**Problem:**
In the entries below, the word "fill" appears on some lines. Copy each of those lines.

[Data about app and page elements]
..............................

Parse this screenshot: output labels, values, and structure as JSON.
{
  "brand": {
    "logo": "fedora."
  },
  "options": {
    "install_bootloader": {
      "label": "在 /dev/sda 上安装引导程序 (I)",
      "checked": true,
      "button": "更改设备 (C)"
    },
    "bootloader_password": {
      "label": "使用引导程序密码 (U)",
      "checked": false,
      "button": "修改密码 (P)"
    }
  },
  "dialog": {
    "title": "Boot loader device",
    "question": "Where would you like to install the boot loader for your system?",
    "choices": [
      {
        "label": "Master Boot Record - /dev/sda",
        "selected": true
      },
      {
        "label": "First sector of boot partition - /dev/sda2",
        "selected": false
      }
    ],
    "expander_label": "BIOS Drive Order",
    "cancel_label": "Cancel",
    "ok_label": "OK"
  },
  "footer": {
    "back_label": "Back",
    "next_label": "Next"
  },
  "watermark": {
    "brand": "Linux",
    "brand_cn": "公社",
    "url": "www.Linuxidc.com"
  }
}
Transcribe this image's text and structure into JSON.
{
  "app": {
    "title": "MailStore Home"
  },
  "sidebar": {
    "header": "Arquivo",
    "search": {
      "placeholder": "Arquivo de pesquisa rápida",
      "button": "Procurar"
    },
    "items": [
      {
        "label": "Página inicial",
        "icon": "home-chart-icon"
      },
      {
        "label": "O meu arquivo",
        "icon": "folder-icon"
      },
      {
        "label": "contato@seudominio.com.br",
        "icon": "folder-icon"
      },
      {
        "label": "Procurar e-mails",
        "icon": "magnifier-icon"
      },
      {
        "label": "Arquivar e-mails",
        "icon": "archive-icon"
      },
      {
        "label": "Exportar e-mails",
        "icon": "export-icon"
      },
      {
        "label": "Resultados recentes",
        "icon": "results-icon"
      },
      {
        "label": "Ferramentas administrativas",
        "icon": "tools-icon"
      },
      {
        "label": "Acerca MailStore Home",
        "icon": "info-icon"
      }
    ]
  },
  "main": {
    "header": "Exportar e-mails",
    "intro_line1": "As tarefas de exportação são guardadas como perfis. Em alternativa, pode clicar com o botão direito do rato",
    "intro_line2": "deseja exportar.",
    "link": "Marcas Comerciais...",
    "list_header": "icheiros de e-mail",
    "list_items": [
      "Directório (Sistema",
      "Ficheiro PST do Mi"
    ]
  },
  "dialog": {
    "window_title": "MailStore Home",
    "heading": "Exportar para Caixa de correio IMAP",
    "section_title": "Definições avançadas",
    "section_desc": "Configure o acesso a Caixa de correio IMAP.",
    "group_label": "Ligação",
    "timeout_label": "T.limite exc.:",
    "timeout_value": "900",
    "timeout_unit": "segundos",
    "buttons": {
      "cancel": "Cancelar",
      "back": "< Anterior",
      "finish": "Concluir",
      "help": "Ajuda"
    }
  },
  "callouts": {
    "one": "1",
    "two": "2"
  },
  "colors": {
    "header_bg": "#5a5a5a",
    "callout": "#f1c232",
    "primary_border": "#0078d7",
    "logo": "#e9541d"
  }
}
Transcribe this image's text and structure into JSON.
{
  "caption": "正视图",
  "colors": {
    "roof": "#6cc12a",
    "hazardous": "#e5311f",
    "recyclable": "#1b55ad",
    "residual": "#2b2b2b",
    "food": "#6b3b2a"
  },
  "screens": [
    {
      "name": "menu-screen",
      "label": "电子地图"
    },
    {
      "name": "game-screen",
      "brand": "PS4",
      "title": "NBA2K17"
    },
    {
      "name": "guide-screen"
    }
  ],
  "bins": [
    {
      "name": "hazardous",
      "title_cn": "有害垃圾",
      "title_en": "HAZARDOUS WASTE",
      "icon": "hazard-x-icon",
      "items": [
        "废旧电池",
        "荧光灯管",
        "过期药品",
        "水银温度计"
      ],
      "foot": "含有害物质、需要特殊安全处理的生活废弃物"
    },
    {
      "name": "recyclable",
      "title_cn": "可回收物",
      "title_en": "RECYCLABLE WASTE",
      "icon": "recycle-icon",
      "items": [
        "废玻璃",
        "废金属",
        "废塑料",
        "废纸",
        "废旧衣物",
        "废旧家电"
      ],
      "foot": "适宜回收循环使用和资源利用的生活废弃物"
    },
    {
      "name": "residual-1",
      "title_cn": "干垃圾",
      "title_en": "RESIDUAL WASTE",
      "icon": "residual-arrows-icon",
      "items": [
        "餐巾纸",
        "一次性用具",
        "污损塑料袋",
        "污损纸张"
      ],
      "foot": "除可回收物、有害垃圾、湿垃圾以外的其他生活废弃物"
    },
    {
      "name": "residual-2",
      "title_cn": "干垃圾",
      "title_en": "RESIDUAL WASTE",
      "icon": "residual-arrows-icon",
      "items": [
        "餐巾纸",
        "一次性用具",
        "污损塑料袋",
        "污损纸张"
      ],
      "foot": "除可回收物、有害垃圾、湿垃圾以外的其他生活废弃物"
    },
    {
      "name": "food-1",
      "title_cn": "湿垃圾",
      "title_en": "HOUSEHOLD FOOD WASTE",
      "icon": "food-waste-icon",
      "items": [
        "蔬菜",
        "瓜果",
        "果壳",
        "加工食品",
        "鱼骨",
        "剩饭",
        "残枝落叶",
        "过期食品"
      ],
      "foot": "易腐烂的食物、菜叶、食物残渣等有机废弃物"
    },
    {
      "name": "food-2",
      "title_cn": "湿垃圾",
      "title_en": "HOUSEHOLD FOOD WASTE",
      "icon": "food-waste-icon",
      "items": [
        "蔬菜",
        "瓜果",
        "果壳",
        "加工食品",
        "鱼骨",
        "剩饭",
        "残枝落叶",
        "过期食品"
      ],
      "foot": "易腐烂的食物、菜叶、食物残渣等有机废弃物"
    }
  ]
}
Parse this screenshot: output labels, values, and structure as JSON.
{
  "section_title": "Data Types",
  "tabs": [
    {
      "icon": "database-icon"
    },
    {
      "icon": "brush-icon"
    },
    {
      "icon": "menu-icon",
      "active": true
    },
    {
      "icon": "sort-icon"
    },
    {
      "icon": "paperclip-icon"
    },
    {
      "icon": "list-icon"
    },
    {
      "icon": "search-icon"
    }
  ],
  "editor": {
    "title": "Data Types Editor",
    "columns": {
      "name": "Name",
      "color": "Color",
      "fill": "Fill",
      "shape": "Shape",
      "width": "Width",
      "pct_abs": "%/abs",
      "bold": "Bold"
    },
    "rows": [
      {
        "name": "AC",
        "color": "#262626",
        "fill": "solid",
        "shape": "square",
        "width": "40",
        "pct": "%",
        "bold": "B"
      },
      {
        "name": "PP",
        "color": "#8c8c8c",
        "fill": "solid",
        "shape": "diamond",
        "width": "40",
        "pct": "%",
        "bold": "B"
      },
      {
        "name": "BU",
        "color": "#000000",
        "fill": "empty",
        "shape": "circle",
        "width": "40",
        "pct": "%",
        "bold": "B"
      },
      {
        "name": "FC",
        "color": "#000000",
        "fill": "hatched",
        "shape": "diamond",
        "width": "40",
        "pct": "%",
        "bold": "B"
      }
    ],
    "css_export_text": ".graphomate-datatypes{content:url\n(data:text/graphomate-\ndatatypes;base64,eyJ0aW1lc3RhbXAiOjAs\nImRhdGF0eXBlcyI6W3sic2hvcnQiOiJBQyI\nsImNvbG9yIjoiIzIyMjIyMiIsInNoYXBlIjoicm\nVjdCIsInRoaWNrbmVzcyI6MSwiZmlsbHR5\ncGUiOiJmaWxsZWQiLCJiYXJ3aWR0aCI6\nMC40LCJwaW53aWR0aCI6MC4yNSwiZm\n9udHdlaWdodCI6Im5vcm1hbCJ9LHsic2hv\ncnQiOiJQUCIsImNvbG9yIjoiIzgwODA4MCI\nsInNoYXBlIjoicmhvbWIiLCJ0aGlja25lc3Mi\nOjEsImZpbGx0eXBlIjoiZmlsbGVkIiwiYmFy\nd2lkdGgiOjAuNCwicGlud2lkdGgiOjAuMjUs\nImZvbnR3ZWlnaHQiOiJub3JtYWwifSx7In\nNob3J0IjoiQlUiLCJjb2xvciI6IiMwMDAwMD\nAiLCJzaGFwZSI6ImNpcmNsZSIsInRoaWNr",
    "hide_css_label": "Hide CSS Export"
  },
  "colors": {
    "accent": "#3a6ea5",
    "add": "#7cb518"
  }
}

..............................

**Response to this exercise:**
      "fill": "Fill",
        "fill": "solid",
        "fill": "solid",
        "fill": "empty",
        "fill": "hatched",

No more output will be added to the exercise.